“The Unique Facts of This Case” Lead the Supreme Court to Hold That the Defense Was Properly Required to Produce a Certain Affidavit in Reciprocal Discovery

State v. Knight, ___ N.J. ___ (2024). In this opinion by Justice Pierre-Louis today, a unanimous Supreme Court twice stated that the facts of this case were “unique.” That is likely correct, as the summary of those facts by Justice Pierre-Louis shows:

“Defendant Isaiah J. Knight was charged with murder. A witness to the murder gave a statement to police and identified defendant as the shooter. Thereafter, the witness met a woman online, and the woman took him to a residence in Newark. At some point after arriving at the residence and spending time with the woman in a room, three individuals, including two masked men armed with guns, entered the room. The witness stated that he was given a written affidavit and told to copy it. The affidavit recanted the witness’s original statement to law enforcement identifying defendant as the shooter. After the witness copied the recanting affidavit, the captors released him, and he then gave a statement to law enforcement regarding the ordeal. Defendant’s sister and cousin were identified as two of the perpetrators and charged with witness tampering.

The State, operating under the belief that the recantation affidavit was given to defendant’s attorney, moved to compel discovery of the affidavit from defense counsel. Defendant objected, but the trial court granted the State’s motion to compel.
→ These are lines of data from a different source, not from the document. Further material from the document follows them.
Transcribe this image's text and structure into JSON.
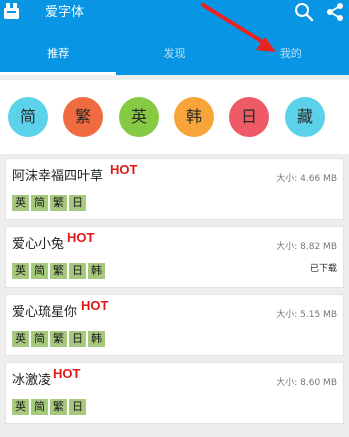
{
  "app": {
    "title": "爱字体",
    "icon": "app-logo-icon",
    "actions": [
      "search-icon",
      "share-icon"
    ]
  },
  "tabs": [
    {
      "label": "推荐",
      "active": true
    },
    {
      "label": "发现",
      "active": false
    },
    {
      "label": "我的",
      "active": false
    }
  ],
  "filters": [
    {
      "label": "简",
      "color": "#5bd1ea"
    },
    {
      "label": "繁",
      "color": "#f06b3f"
    },
    {
      "label": "英",
      "color": "#86c943"
    },
    {
      "label": "韩",
      "color": "#f7a43b"
    },
    {
      "label": "日",
      "color": "#ee5a66"
    },
    {
      "label": "藏",
      "color": "#5bd1ea"
    }
  ],
  "hot_label": "HOT",
  "fonts": [
    {
      "name": "阿沫幸福四叶草",
      "hot": true,
      "tags": [
        "英",
        "简",
        "繁",
        "日"
      ],
      "size": "大小: 4.66 MB",
      "status": ""
    },
    {
      "name": "爱心小兔",
      "hot": true,
      "tags": [
        "英",
        "简",
        "繁",
        "日",
        "韩"
      ],
      "size": "大小: 8.82 MB",
      "status": "已下载"
    },
    {
      "name": "爱心琉星你",
      "hot": true,
      "tags": [
        "英",
        "简",
        "繁",
        "日",
        "韩"
      ],
      "size": "大小: 5.15 MB",
      "status": ""
    },
    {
      "name": "冰激凌",
      "hot": true,
      "tags": [
        "英",
        "简",
        "繁",
        "日"
      ],
      "size": "大小: 8.60 MB",
      "status": ""
    }
  ],
  "colors": {
    "primary": "#0895e3",
    "hot": "#e01818",
    "tag": "#a6c97e",
    "annotation_arrow": "#e8231f"
  }
}
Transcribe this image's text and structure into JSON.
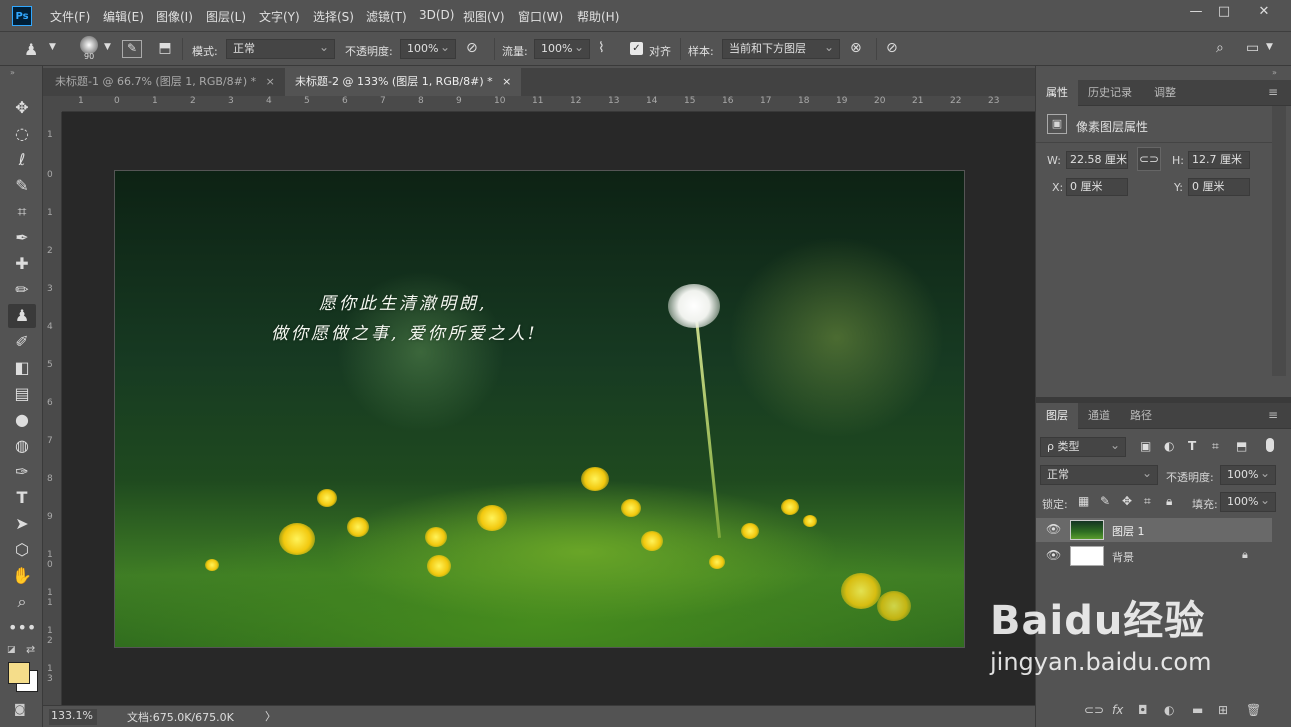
{
  "app": {
    "logo": "Ps"
  },
  "menu": [
    "文件(F)",
    "编辑(E)",
    "图像(I)",
    "图层(L)",
    "文字(Y)",
    "选择(S)",
    "滤镜(T)",
    "3D(D)",
    "视图(V)",
    "窗口(W)",
    "帮助(H)"
  ],
  "window_controls": {
    "minimize": "—",
    "restore": "□",
    "close": "✕"
  },
  "options": {
    "brush_size": "90",
    "mode_label": "模式:",
    "mode_value": "正常",
    "opacity_label": "不透明度:",
    "opacity_value": "100%",
    "flow_label": "流量:",
    "flow_value": "100%",
    "align_label": "对齐",
    "sample_label": "样本:",
    "sample_value": "当前和下方图层"
  },
  "tabs": [
    {
      "label": "未标题-1 @ 66.7% (图层 1, RGB/8#) *",
      "close": "×"
    },
    {
      "label": "未标题-2 @ 133% (图层 1, RGB/8#) *",
      "close": "×"
    }
  ],
  "ruler_h": [
    "1",
    "0",
    "1",
    "2",
    "3",
    "4",
    "5",
    "6",
    "7",
    "8",
    "9",
    "10",
    "11",
    "12",
    "13",
    "14",
    "15",
    "16",
    "17",
    "18",
    "19",
    "20",
    "21",
    "22",
    "23"
  ],
  "ruler_v": [
    "1",
    "0",
    "1",
    "2",
    "3",
    "4",
    "5",
    "6",
    "7",
    "8",
    "9",
    "1 0",
    "1 1",
    "1 2",
    "1 3"
  ],
  "canvas": {
    "poem_line1": "愿你此生清澈明朗,",
    "poem_line2": "做你愿做之事, 爱你所爱之人!"
  },
  "status": {
    "zoom": "133.1%",
    "doc": "文档:675.0K/675.0K",
    "arrow": "〉"
  },
  "properties_panel": {
    "tabs": [
      "属性",
      "历史记录",
      "调整"
    ],
    "header": "像素图层属性",
    "w_label": "W:",
    "w_value": "22.58 厘米",
    "h_label": "H:",
    "h_value": "12.7 厘米",
    "x_label": "X:",
    "x_value": "0 厘米",
    "y_label": "Y:",
    "y_value": "0 厘米"
  },
  "layers_panel": {
    "tabs": [
      "图层",
      "通道",
      "路径"
    ],
    "filter_label": "ρ 类型",
    "blend_mode": "正常",
    "opacity_label": "不透明度:",
    "opacity_value": "100%",
    "lock_label": "锁定:",
    "fill_label": "填充:",
    "fill_value": "100%",
    "layers": [
      {
        "name": "图层 1"
      },
      {
        "name": "背景"
      }
    ]
  },
  "watermark": {
    "brand": "Baidu经验",
    "url": "jingyan.baidu.com"
  },
  "colors": {
    "foreground": "#f5dd8a",
    "background": "#ffffff",
    "accent": "#31a8ff"
  }
}
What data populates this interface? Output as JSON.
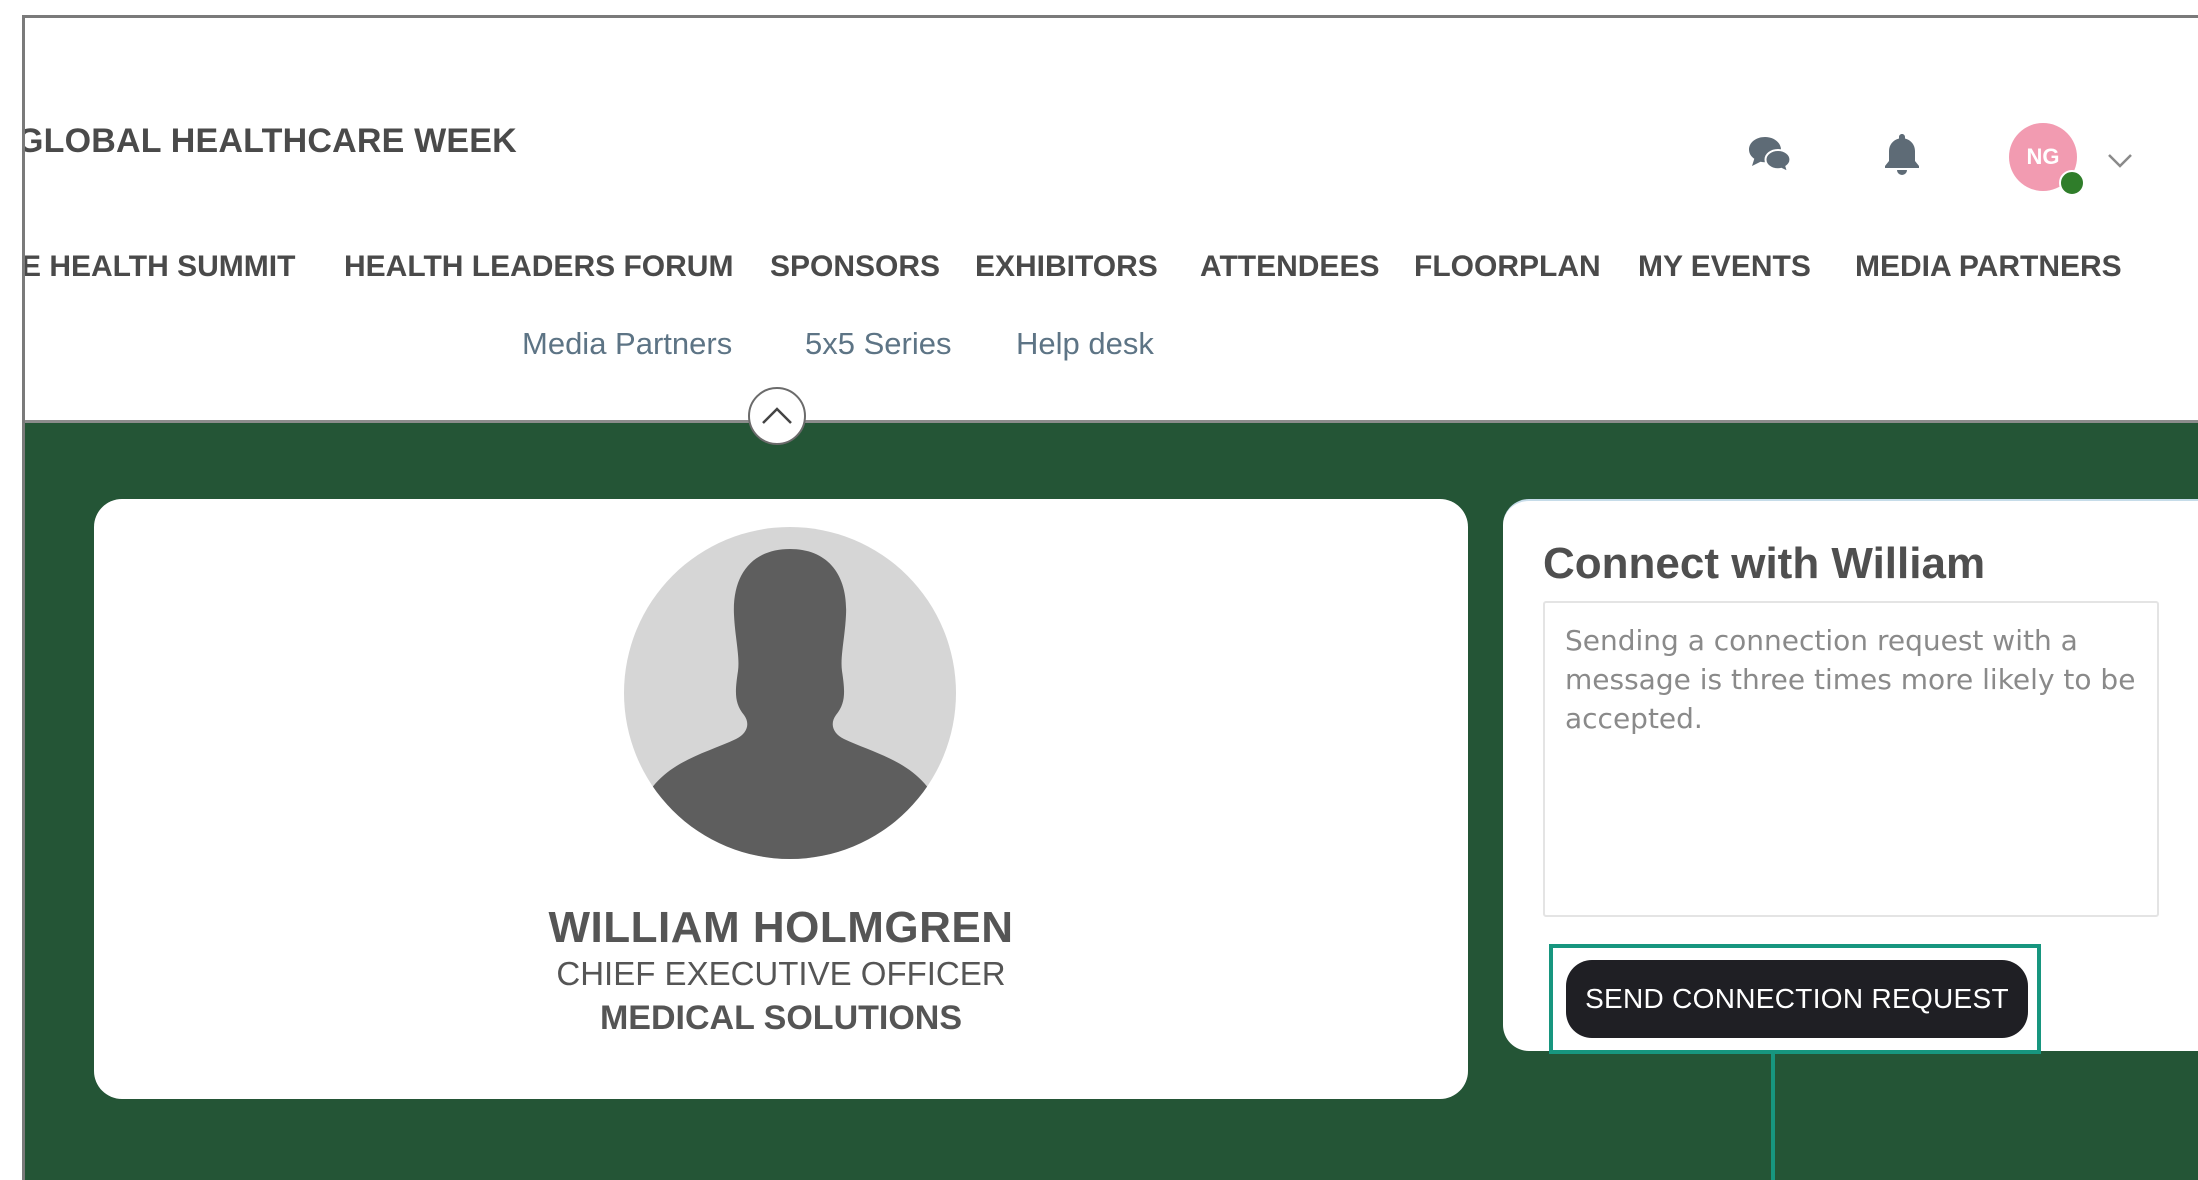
{
  "header": {
    "site_title": "GLOBAL HEALTHCARE WEEK",
    "user_initials": "NG",
    "nav_items": [
      "E HEALTH SUMMIT",
      "HEALTH LEADERS FORUM",
      "SPONSORS",
      "EXHIBITORS",
      "ATTENDEES",
      "FLOORPLAN",
      "MY EVENTS",
      "MEDIA PARTNERS"
    ],
    "subnav_items": [
      "Media Partners",
      "5x5 Series",
      "Help desk"
    ]
  },
  "icons": {
    "chat": "chat-bubbles-icon",
    "notifications": "bell-icon",
    "account_menu": "chevron-down-icon",
    "collapse": "chevron-up-icon",
    "avatar": "person-silhouette-icon"
  },
  "profile": {
    "name": "WILLIAM HOLMGREN",
    "job_title": "CHIEF EXECUTIVE OFFICER",
    "company": "MEDICAL SOLUTIONS"
  },
  "connect": {
    "heading": "Connect with William",
    "message_placeholder": "Sending a connection request with a message is three times more likely to be accepted.",
    "message_value": "",
    "send_button_label": "SEND CONNECTION REQUEST"
  },
  "colors": {
    "page_background": "#245536",
    "highlight": "#17967f",
    "avatar_badge": "#f29bb1",
    "online_status": "#2f7d2a",
    "subnav_text": "#5d7485",
    "button_background": "#1f1f24"
  }
}
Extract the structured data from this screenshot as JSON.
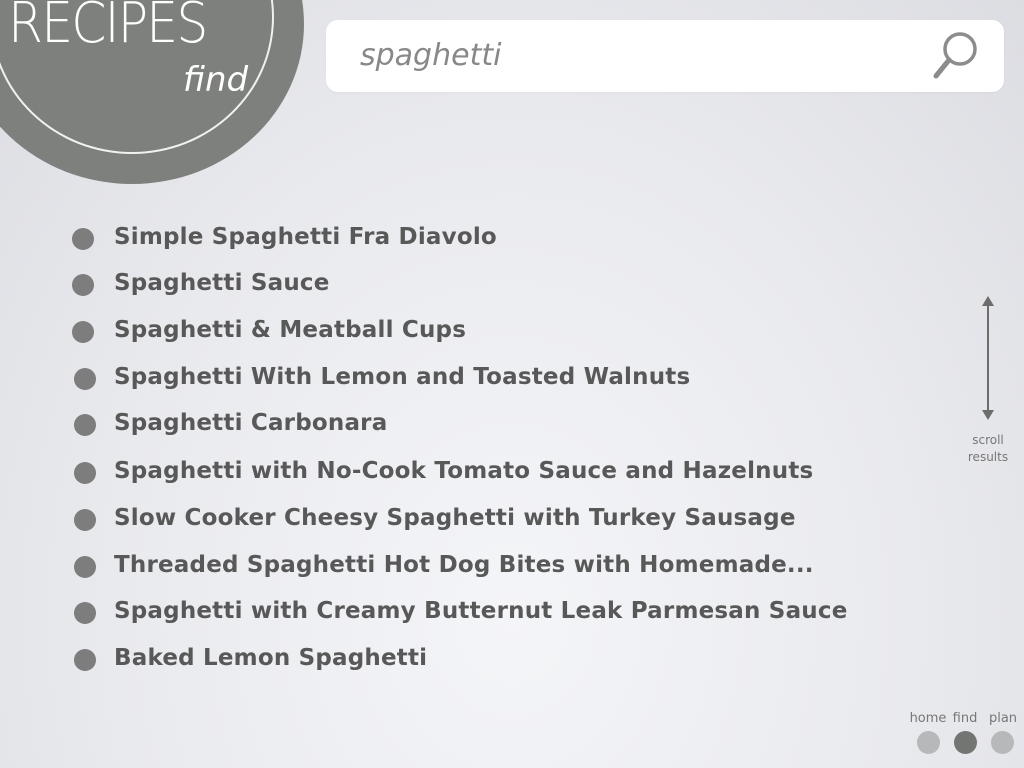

Defendant appealed, claiming that defense counsel cannot be compelled to turn over the affidavit pursuant to this Court’s precedent and constitutional privileges in the Fifth and Sixth Amendments. The Appellate Division disagreed and affirmed.”

The Supreme Court affirmed as well. Though the abuse of discretion standard of review applied to review of the discovery order at issue, Justice Pierre-Louis said that the Court “need not defer, however, to a discovery order that is well ‘wide of the mark,’ or ‘based on a mistaken understanding of the applicable law.’” [Citations]. We review a court rule’s meaning or scope de novo, affording no deference to the interpretative statements of the trial court and Appellate Division, unless they are persuasive in their reasoning.”

After discussing Rule 3:13-3 and its codification of of “New Jersey’s open-file approach” to reciprocal pretrial discovery, Justice Pierre-Louis dispatched each of defendant’s arguments. The Fifth Amendment argument failed because “the Fifth Amendment privilege is a purely personal one,” and “[a]s defendant is not being compelled to do anything, the Fifth Amendment is inapplicable here.” The affidavit represented “physical evidence of a crime,” so it did not trigger any protections under the Sixth Amendment.

Finally, Justice Pierre-Louis distinguished the two cases that defendant relied on. State v. Williams, 80 N.J. 472 (1979); State v. Mingo, 77 N.J. 576 (1978). “In both cases, the State tried to access materials and information created by defense counsel or at defense counsel’s direction in preparation for trial. That is simply not the case here,” where “neither party disputes that defense counsel played no role whatsoever in the genesis of [the recantation] affidavit.” The affidavit fell well within the parameters of Rules 3:13-3(b)(2)(B) and (D) as required reciprocal discovery, and since no exception applied, the Law Division and the Appellate Division correctly ruled that defense counsel was obligated to produce the affidavit.